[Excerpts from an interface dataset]
-- Opening Marker --

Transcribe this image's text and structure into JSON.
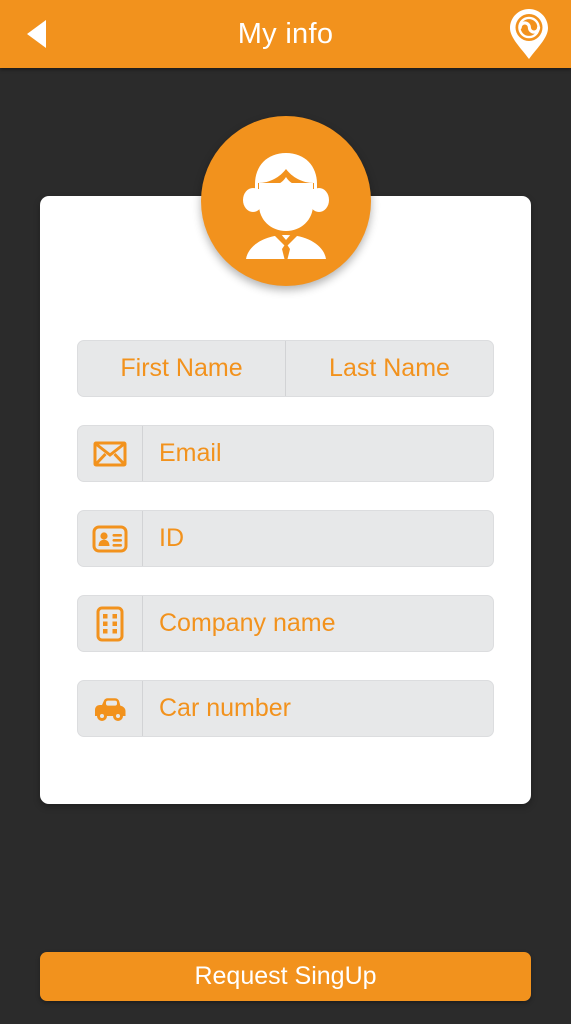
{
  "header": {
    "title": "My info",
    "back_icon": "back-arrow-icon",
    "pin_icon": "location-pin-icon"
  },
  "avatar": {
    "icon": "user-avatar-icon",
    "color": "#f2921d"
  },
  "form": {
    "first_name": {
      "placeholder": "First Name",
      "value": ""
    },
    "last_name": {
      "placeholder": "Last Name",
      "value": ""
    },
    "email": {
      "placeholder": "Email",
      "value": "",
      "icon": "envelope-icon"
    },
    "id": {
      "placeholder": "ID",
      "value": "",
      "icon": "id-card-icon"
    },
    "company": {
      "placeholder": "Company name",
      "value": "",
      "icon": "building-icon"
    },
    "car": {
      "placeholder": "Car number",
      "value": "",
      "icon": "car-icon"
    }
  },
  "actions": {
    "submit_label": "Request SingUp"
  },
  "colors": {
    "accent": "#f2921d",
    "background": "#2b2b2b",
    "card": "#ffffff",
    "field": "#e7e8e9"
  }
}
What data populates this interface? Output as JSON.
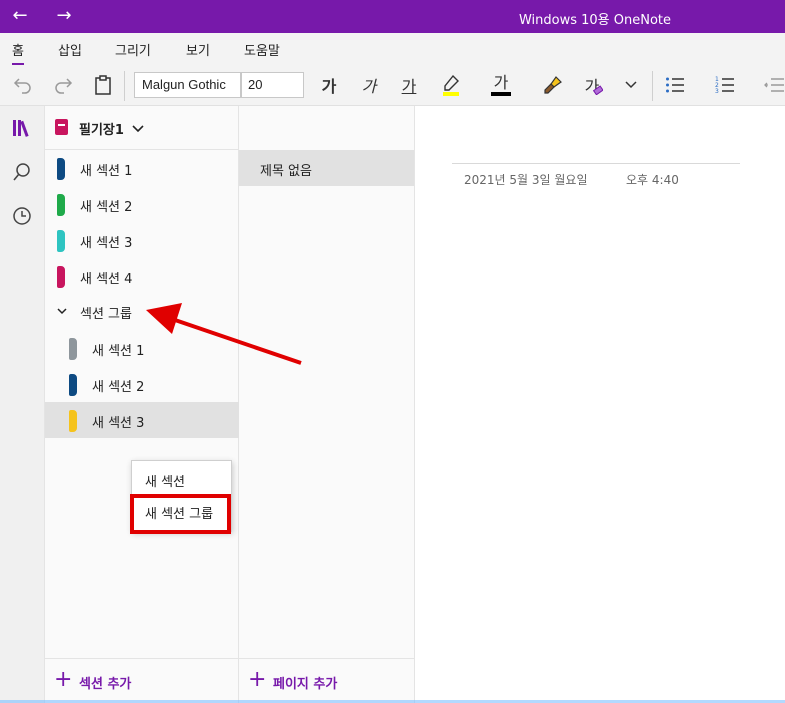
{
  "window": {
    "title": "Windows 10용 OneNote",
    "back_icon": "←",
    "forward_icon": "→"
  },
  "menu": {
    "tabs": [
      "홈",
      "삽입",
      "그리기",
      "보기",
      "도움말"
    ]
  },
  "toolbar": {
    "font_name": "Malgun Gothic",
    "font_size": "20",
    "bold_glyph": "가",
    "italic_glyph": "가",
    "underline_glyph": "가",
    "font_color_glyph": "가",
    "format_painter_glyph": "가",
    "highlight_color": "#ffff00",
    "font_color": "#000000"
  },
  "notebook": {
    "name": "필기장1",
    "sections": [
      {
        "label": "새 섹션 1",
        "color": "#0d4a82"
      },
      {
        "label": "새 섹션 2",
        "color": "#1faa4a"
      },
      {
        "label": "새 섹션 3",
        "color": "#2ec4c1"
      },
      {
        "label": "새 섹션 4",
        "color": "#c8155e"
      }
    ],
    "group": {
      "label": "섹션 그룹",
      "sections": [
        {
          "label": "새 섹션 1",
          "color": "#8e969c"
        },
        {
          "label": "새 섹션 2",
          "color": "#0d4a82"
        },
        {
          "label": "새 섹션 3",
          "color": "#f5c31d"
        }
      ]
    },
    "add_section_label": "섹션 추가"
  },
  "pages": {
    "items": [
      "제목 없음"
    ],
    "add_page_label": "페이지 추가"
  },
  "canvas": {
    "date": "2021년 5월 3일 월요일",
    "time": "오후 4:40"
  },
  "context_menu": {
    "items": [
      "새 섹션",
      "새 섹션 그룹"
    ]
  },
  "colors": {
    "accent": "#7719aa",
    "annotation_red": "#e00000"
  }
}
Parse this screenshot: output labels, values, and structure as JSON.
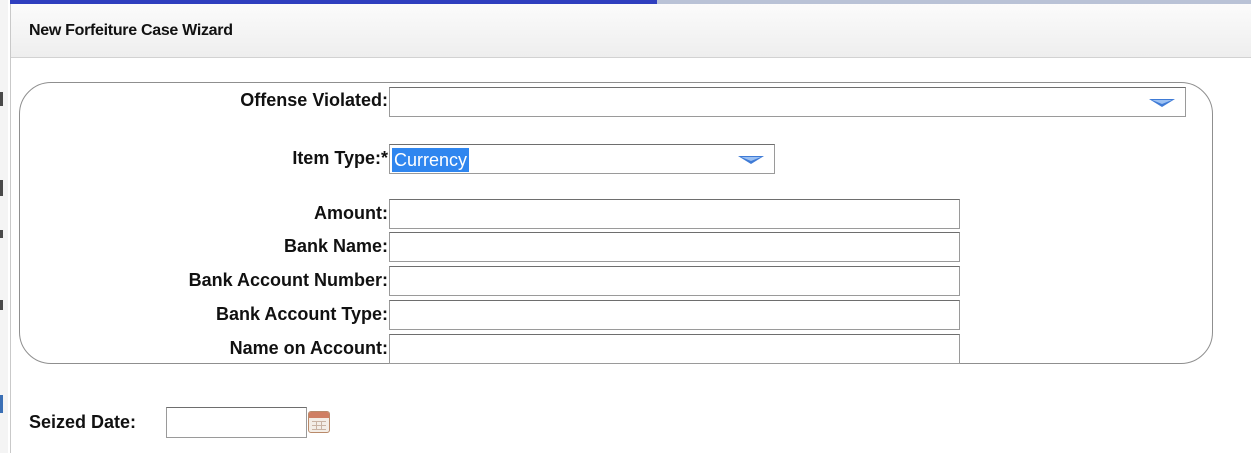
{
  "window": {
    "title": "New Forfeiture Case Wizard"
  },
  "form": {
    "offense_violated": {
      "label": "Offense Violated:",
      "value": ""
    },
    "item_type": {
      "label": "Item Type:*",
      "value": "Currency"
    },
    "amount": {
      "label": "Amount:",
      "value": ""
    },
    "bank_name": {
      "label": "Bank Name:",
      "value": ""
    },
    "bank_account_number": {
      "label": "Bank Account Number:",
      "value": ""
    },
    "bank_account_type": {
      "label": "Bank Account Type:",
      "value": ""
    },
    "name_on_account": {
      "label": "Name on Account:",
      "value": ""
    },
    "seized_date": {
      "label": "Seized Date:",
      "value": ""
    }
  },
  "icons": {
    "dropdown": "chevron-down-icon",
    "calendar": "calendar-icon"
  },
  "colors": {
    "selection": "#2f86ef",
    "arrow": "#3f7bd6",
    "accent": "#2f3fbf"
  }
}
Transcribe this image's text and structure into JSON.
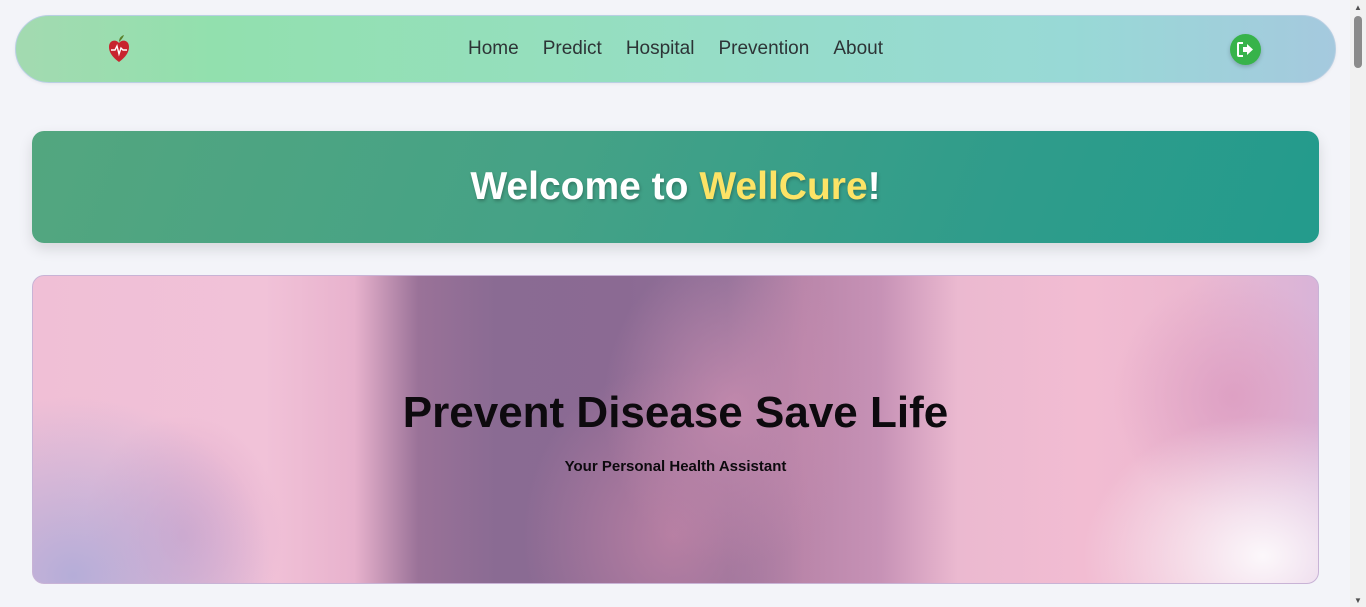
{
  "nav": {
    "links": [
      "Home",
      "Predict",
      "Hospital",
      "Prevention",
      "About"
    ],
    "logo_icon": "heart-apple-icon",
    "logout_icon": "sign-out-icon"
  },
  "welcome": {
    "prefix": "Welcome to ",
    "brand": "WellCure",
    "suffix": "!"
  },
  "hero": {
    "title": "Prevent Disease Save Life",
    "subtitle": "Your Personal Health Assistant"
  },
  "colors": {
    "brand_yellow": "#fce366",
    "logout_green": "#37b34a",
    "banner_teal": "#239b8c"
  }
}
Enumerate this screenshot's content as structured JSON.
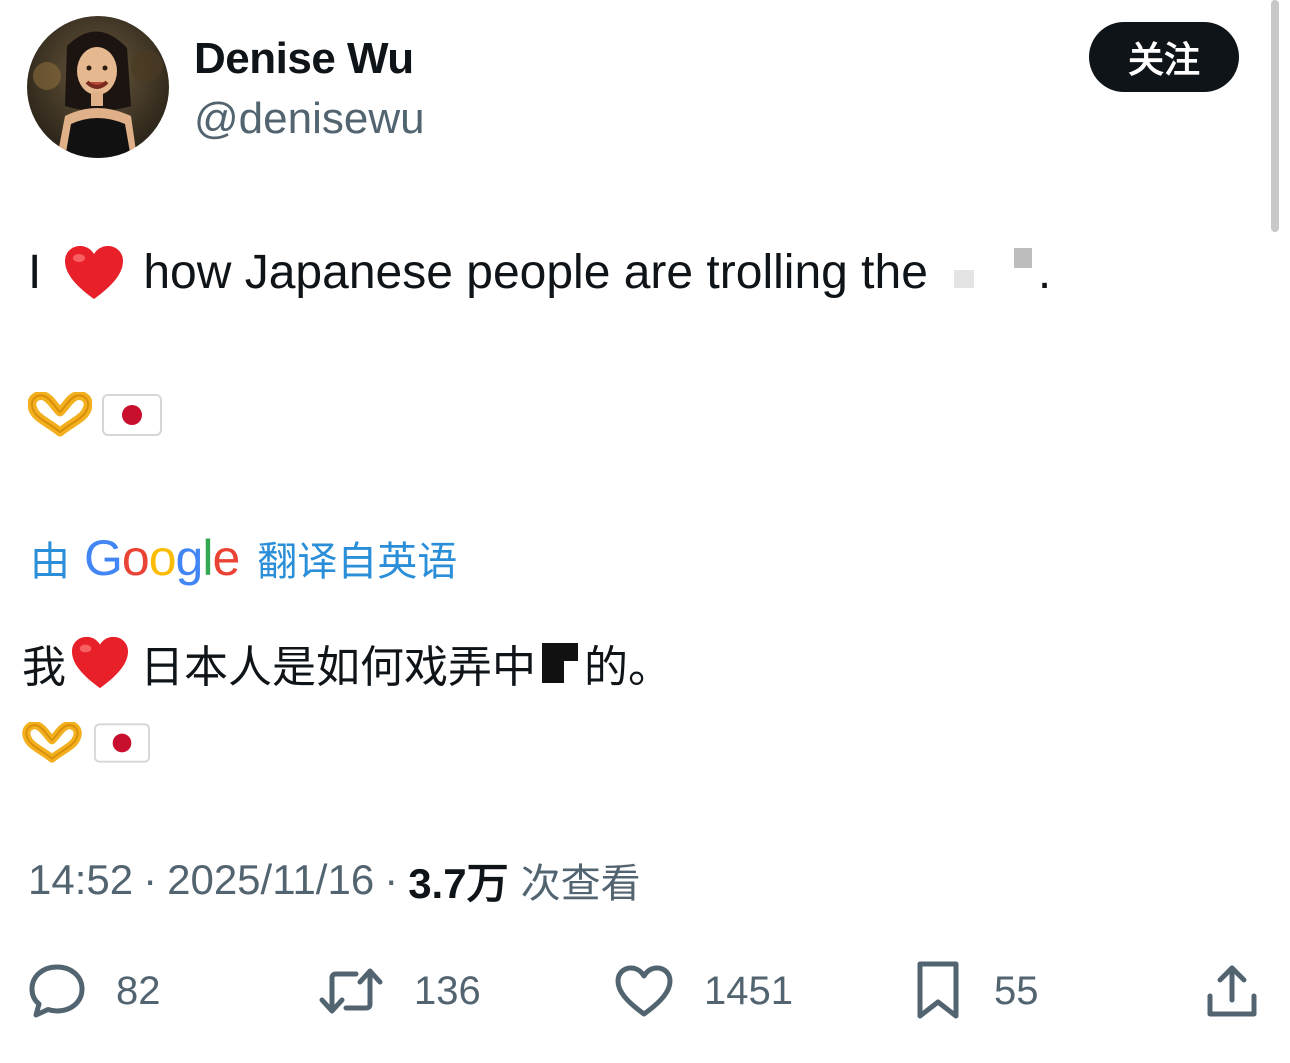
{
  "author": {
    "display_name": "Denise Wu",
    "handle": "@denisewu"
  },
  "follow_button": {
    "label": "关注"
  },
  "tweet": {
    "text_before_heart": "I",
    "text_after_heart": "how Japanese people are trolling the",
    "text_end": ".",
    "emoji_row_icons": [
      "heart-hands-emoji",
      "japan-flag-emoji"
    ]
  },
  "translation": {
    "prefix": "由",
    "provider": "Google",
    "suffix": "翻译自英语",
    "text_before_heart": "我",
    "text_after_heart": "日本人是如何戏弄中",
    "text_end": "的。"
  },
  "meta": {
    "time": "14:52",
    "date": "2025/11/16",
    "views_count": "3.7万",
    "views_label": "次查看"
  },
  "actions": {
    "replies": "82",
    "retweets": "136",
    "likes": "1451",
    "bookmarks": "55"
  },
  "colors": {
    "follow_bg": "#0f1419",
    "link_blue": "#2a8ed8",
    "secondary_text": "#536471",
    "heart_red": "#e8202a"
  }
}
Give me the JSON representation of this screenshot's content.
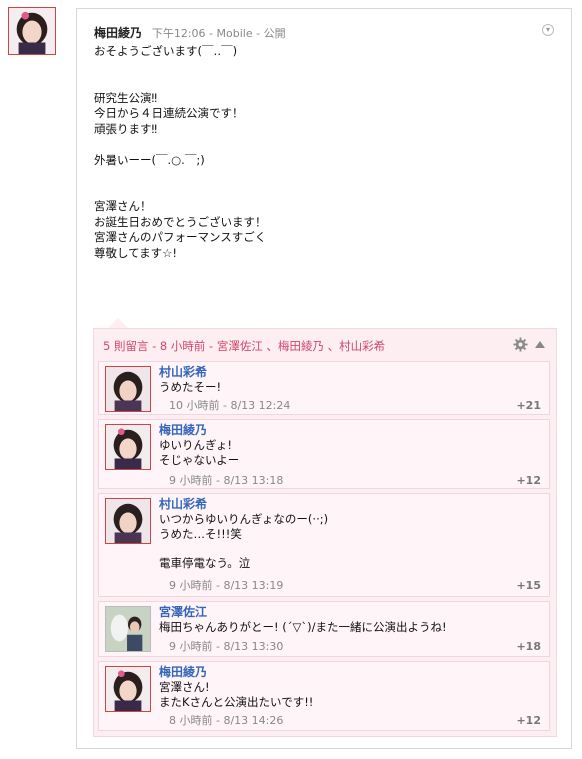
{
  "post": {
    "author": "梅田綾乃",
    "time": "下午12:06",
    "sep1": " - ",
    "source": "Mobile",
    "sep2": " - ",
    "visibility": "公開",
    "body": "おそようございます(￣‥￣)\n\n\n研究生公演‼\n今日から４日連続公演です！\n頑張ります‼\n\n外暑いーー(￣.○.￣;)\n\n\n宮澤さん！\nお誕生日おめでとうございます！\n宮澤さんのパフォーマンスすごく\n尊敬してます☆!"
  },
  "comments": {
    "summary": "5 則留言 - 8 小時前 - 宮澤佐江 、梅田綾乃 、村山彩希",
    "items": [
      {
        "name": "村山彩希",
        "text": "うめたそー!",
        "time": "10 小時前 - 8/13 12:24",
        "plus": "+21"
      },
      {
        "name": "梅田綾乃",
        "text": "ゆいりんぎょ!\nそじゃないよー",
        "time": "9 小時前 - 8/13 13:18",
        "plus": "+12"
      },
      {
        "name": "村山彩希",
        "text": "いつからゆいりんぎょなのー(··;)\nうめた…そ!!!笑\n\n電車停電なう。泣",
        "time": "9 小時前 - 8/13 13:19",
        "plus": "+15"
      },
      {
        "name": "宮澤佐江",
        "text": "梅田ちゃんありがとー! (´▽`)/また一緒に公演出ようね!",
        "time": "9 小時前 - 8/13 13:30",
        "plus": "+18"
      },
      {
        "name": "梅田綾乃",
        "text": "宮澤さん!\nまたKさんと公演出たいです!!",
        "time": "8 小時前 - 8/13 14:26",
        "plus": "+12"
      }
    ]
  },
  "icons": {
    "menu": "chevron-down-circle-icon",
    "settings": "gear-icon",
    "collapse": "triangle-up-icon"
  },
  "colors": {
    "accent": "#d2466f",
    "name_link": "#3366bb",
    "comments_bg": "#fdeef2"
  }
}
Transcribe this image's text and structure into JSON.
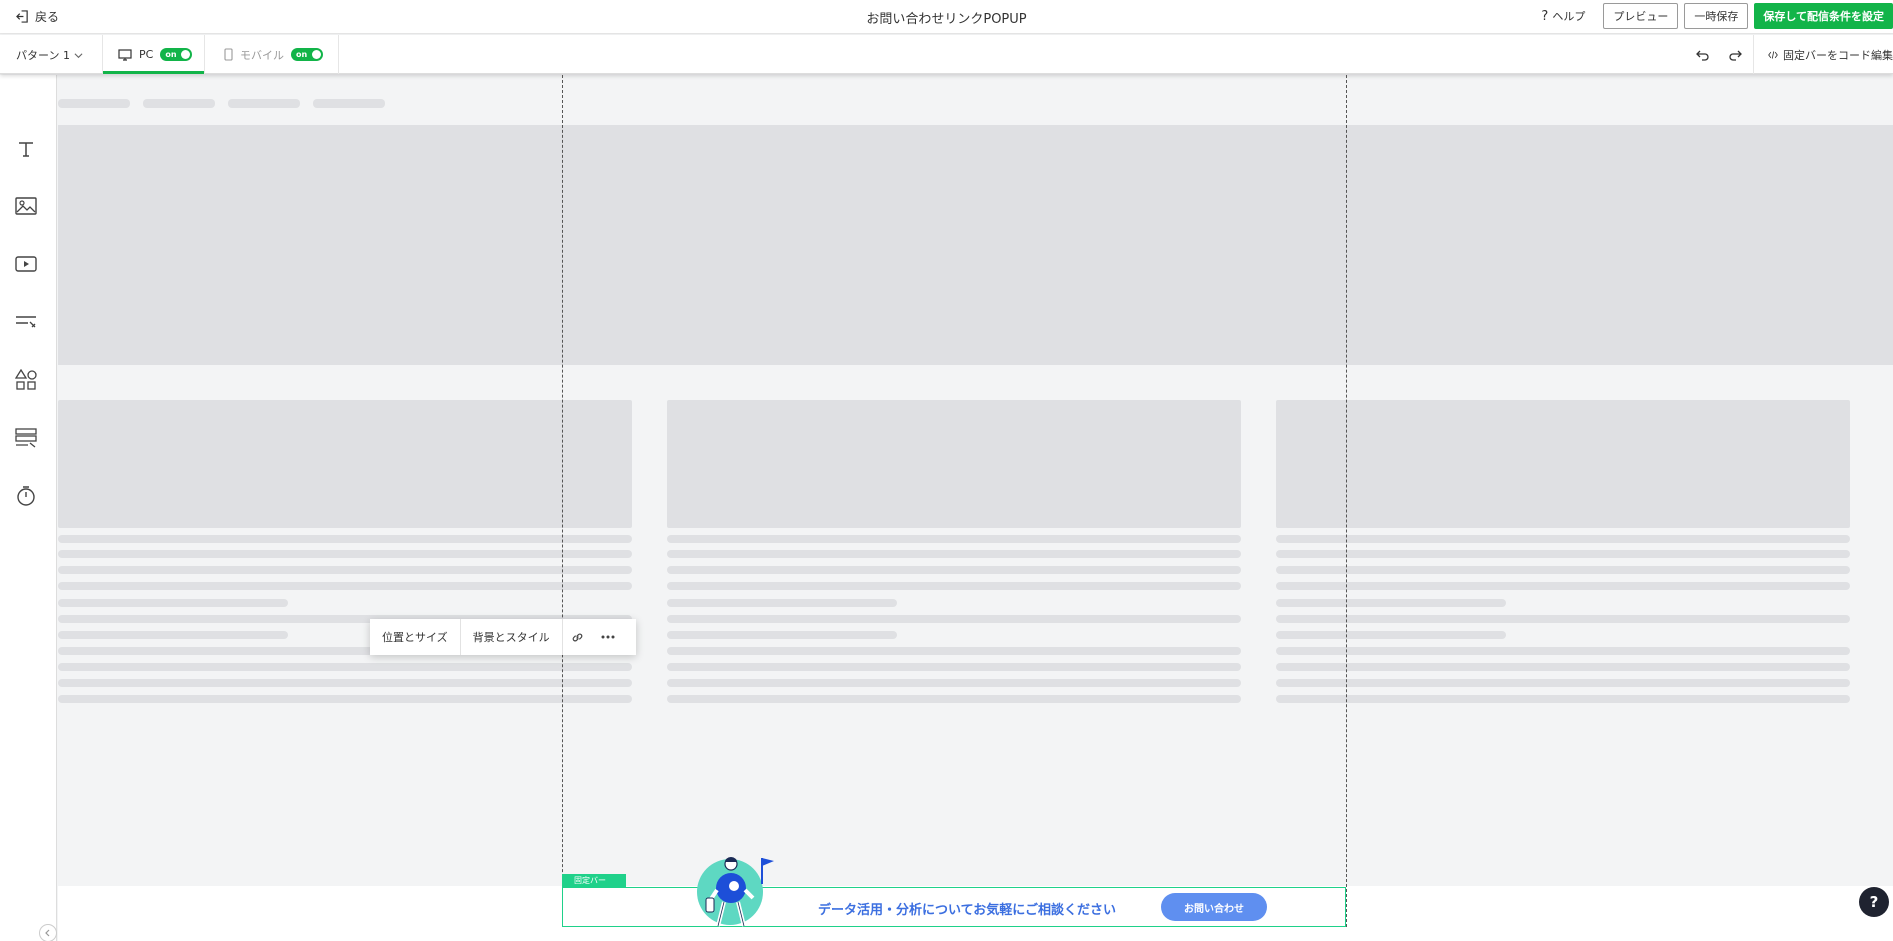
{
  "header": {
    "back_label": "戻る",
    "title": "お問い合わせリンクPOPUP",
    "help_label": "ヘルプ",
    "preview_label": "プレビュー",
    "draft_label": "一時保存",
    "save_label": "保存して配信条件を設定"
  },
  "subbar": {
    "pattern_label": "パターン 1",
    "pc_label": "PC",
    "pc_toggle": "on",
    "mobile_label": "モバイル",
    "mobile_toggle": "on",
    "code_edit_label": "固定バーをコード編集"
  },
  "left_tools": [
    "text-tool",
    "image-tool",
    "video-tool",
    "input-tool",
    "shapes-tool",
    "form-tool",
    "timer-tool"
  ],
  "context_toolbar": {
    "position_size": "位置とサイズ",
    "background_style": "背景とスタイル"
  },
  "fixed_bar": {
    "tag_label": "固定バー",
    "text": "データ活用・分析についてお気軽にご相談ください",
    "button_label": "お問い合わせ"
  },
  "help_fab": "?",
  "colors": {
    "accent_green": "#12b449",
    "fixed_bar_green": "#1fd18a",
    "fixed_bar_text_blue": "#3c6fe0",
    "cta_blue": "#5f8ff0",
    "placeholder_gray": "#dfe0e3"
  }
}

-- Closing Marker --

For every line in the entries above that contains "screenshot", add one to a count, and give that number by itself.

**Answer to this exercise:** 3